------ GIVEN INFORMATION ------
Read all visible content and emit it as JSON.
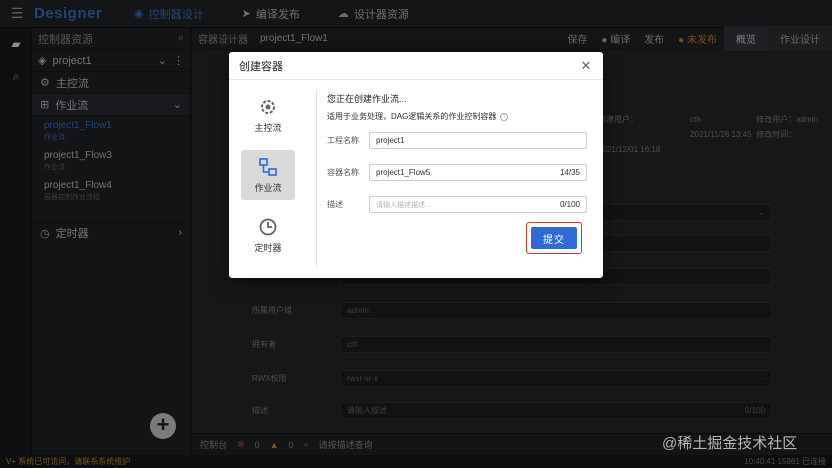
{
  "app": {
    "brand": "Designer"
  },
  "nav": [
    {
      "label": "控制器设计",
      "icon": "◉"
    },
    {
      "label": "编译发布",
      "icon": "➤"
    },
    {
      "label": "设计器资源",
      "icon": "☁"
    }
  ],
  "panel": {
    "title": "控制器资源",
    "project": "project1",
    "groups": {
      "main": "主控流",
      "job": "作业流",
      "timer": "定时器"
    },
    "flows": [
      {
        "name": "project1_Flow1",
        "sub": "作业流"
      },
      {
        "name": "project1_Flow3",
        "sub": "作业流"
      },
      {
        "name": "project1_Flow4",
        "sub": "容器控制作业流程"
      }
    ]
  },
  "main": {
    "breadcrumb": [
      "容器设计器",
      "project1_Flow1"
    ],
    "actions": {
      "save": "保存",
      "compile": "● 编译",
      "publish": "发布",
      "unpublished": "● 未发布",
      "overview": "概览",
      "job_design": "作业设计"
    },
    "meta": {
      "creator_label": "创建用户：",
      "creator": "cth",
      "modifier_label": "修改用户：",
      "modifier": "admin",
      "created": "2021/11/26 13:45",
      "modified_label": "修改时间：",
      "modified": "2021/12/01 16:18"
    },
    "fields": {
      "owner_user_label": "所属用户组",
      "owner_user_value": "admin",
      "owner_label": "拥有者",
      "owner_value": "cth",
      "rwx_label": "RWX权限",
      "rwx_value": "rwxr-xr-x",
      "desc_label": "描述",
      "desc_placeholder": "请输入描述",
      "desc_count": "0/100"
    }
  },
  "console": {
    "label": "控制台",
    "errors": "0",
    "warnings": "0",
    "filter": "请按描述查询"
  },
  "statusbar": {
    "left": "V+ 系统已可访问，请联系系统维护",
    "right": "10:40:41 15861 已连接"
  },
  "dialog": {
    "title": "创建容器",
    "types": [
      {
        "label": "主控流",
        "icon": "gear-icon"
      },
      {
        "label": "作业流",
        "icon": "flow-icon"
      },
      {
        "label": "定时器",
        "icon": "clock-icon"
      }
    ],
    "heading": "您正在创建作业流...",
    "subheading": "适用于业务处理，DAG逻辑关系的作业控制容器",
    "project_label": "工程名称",
    "project_value": "project1",
    "container_label": "容器名称",
    "container_value": "project1_Flow5",
    "container_count": "14/35",
    "desc_label": "描述",
    "desc_placeholder": "请输入描述描述...",
    "desc_count": "0/100",
    "submit_label": "提交"
  },
  "watermark": "@稀土掘金技术社区",
  "colors": {
    "accent": "#2f6bd6",
    "highlight": "#e03030",
    "warning": "#e0882a"
  }
}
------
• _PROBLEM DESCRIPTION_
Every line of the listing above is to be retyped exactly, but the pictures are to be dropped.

• _TASK ANSWER_
Read all visible content and emit it as JSON.
{
  "app": {
    "brand": "Designer"
  },
  "nav": [
    {
      "label": "控制器设计",
      "icon": "◉"
    },
    {
      "label": "编译发布",
      "icon": "➤"
    },
    {
      "label": "设计器资源",
      "icon": "☁"
    }
  ],
  "panel": {
    "title": "控制器资源",
    "project": "project1",
    "groups": {
      "main": "主控流",
      "job": "作业流",
      "timer": "定时器"
    },
    "flows": [
      {
        "name": "project1_Flow1",
        "sub": "作业流"
      },
      {
        "name": "project1_Flow3",
        "sub": "作业流"
      },
      {
        "name": "project1_Flow4",
        "sub": "容器控制作业流程"
      }
    ]
  },
  "main": {
    "breadcrumb": [
      "容器设计器",
      "project1_Flow1"
    ],
    "actions": {
      "save": "保存",
      "compile": "● 编译",
      "publish": "发布",
      "unpublished": "● 未发布",
      "overview": "概览",
      "job_design": "作业设计"
    },
    "meta": {
      "creator_label": "创建用户：",
      "creator": "cth",
      "modifier_label": "修改用户：",
      "modifier": "admin",
      "created": "2021/11/26 13:45",
      "modified_label": "修改时间：",
      "modified": "2021/12/01 16:18"
    },
    "fields": {
      "owner_user_label": "所属用户组",
      "owner_user_value": "admin",
      "owner_label": "拥有者",
      "owner_value": "cth",
      "rwx_label": "RWX权限",
      "rwx_value": "rwxr-xr-x",
      "desc_label": "描述",
      "desc_placeholder": "请输入描述",
      "desc_count": "0/100"
    }
  },
  "console": {
    "label": "控制台",
    "errors": "0",
    "warnings": "0",
    "filter": "请按描述查询"
  },
  "statusbar": {
    "left": "V+ 系统已可访问，请联系系统维护",
    "right": "10:40:41 15861 已连接"
  },
  "dialog": {
    "title": "创建容器",
    "types": [
      {
        "label": "主控流",
        "icon": "gear-icon"
      },
      {
        "label": "作业流",
        "icon": "flow-icon"
      },
      {
        "label": "定时器",
        "icon": "clock-icon"
      }
    ],
    "heading": "您正在创建作业流...",
    "subheading": "适用于业务处理，DAG逻辑关系的作业控制容器",
    "project_label": "工程名称",
    "project_value": "project1",
    "container_label": "容器名称",
    "container_value": "project1_Flow5",
    "container_count": "14/35",
    "desc_label": "描述",
    "desc_placeholder": "请输入描述描述...",
    "desc_count": "0/100",
    "submit_label": "提交"
  },
  "watermark": "@稀土掘金技术社区",
  "colors": {
    "accent": "#2f6bd6",
    "highlight": "#e03030",
    "warning": "#e0882a"
  }
}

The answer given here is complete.